There’s an abundance of restaurants to choose from in the area, so there’s a place for even the pickiest of eaters. It also boasts outdoor camping, and live music venues like Jeremy’s Juke Joint.
A quick walk beneath the London Bridge can yield a number of activities for any adventure seeker.
I was on a 5000 mile road trip in my pickup truck, when I came through Lake Havasu City Arizona. It’s such a beautiful Oasis in the middle of the desert. It was my first time in the city, but most certainly not my last!
I believe it’s safe to say, Robert P. McCulloch succeeded in what he originally set out to do. Bringing the population of Lake Havasu City from less then a 1000 people in 1962, to over 57,000 now!
Attracting over 800,000 tourists annually, the London Bridge has become the 2nd largest tourist attraction in the state of Arizona, only behind the Grand Canyon. If you haven’t seen Lake Havasu, and the London Bridge. Start planning your trip now! Don’t worry, the London Bridge isn’t falling down 😉
Road Trip Adventures
If you liked this Blog Post, and want to see some of the other locations I visited. You can check out what else I saw during my 5100 mile Solo Road Trip. By Clicking one of the two links included below.
The Roving Gypsy®
Thanks for reading my Travel Blog, I hope you enjoyed this walk along the London Bridge as much as I did.
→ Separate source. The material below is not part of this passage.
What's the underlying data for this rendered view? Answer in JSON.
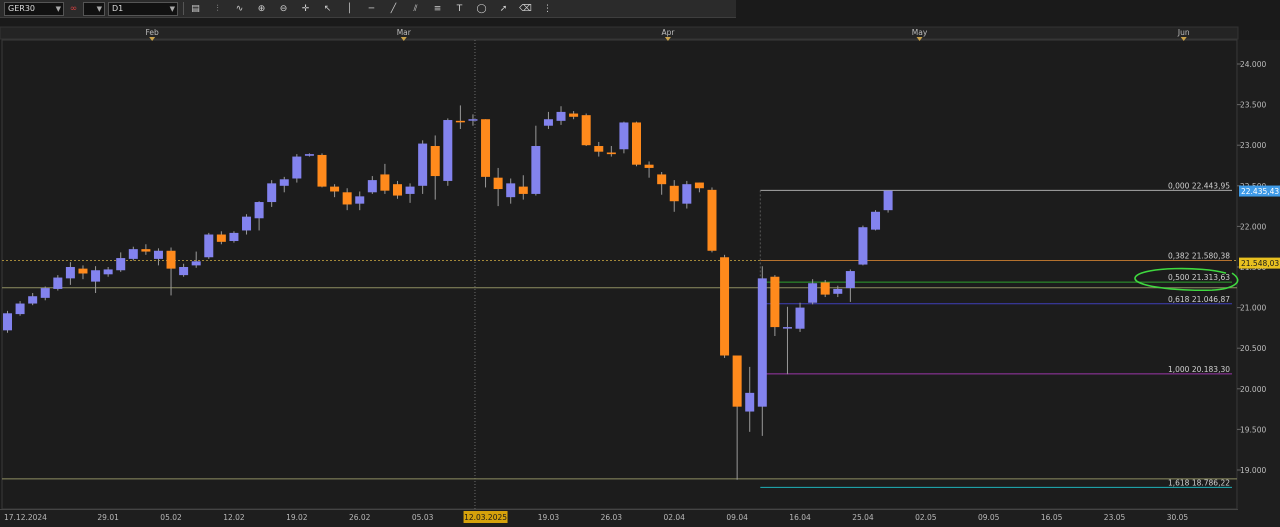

Like what you read, & want more, or have a suggestion? Follow, Share, Comment, & let me know.